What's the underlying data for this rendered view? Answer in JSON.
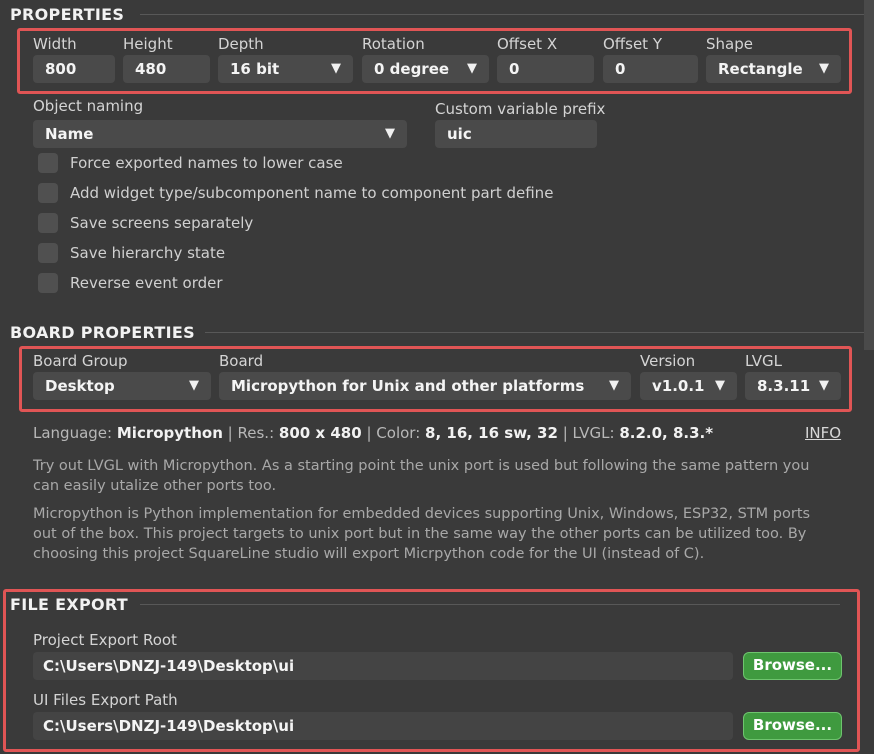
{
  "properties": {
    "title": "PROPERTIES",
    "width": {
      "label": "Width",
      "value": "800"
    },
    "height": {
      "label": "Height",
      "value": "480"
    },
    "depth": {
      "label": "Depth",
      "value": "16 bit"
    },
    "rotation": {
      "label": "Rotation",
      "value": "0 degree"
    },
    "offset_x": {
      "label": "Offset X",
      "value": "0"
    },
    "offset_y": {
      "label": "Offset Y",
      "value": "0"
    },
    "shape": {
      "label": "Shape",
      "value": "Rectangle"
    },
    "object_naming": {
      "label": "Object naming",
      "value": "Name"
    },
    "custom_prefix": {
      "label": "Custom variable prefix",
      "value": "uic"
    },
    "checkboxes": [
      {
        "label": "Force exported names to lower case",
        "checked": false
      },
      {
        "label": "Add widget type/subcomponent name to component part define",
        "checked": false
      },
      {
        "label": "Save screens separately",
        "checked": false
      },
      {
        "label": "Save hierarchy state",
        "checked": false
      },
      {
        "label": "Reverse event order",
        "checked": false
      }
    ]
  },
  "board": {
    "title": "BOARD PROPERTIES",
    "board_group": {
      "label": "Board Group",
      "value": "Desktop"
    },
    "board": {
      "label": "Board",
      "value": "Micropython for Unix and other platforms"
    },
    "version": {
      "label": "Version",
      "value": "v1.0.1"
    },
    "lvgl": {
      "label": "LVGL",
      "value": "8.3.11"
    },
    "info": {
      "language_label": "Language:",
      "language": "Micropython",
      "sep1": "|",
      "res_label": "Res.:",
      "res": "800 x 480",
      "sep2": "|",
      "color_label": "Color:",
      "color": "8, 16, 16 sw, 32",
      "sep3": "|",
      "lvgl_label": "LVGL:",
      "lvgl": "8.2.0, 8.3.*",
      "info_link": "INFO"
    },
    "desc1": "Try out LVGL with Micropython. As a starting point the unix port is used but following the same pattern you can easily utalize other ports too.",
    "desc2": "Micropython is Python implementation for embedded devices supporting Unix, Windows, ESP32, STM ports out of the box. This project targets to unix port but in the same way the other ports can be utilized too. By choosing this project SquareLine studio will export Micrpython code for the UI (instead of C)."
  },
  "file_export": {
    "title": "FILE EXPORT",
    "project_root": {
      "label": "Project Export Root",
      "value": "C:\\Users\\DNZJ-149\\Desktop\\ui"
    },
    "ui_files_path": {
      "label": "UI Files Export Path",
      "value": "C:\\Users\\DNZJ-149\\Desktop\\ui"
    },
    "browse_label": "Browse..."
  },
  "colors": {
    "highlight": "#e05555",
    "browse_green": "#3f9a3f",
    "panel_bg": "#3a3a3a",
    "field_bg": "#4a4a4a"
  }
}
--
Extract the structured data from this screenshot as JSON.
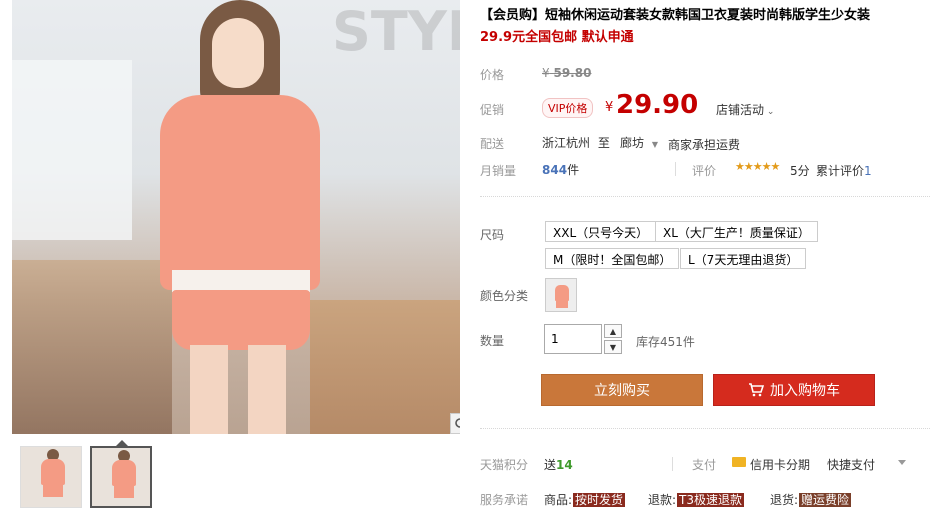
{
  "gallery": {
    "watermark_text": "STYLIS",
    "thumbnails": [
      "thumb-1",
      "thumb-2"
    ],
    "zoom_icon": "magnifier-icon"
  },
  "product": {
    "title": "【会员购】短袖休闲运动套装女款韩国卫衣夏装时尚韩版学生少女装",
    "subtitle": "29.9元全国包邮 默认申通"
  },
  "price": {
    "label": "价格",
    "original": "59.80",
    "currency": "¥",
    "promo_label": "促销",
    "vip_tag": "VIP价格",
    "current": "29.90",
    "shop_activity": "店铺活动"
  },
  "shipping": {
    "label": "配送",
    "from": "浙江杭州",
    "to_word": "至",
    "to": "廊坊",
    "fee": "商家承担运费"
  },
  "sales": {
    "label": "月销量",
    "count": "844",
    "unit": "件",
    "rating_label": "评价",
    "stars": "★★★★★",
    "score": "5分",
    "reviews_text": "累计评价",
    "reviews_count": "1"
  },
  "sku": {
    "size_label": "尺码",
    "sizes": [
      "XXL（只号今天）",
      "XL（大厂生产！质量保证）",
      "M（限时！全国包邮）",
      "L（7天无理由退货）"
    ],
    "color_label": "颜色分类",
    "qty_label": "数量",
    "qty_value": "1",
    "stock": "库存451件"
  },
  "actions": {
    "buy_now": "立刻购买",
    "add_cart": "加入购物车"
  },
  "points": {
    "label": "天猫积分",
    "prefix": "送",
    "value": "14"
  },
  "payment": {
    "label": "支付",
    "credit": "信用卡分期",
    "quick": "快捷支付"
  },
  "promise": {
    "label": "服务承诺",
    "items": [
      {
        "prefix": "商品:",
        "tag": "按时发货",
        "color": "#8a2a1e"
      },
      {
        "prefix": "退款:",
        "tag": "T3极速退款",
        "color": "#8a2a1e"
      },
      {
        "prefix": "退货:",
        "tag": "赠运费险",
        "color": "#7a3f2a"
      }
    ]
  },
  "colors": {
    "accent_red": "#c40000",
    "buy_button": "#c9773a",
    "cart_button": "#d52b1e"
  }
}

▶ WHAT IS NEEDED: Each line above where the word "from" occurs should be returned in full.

▶ ANSWER TO THE PROBLEM:
Extract the structured data from this screenshot as JSON.
    "from": "浙江杭州",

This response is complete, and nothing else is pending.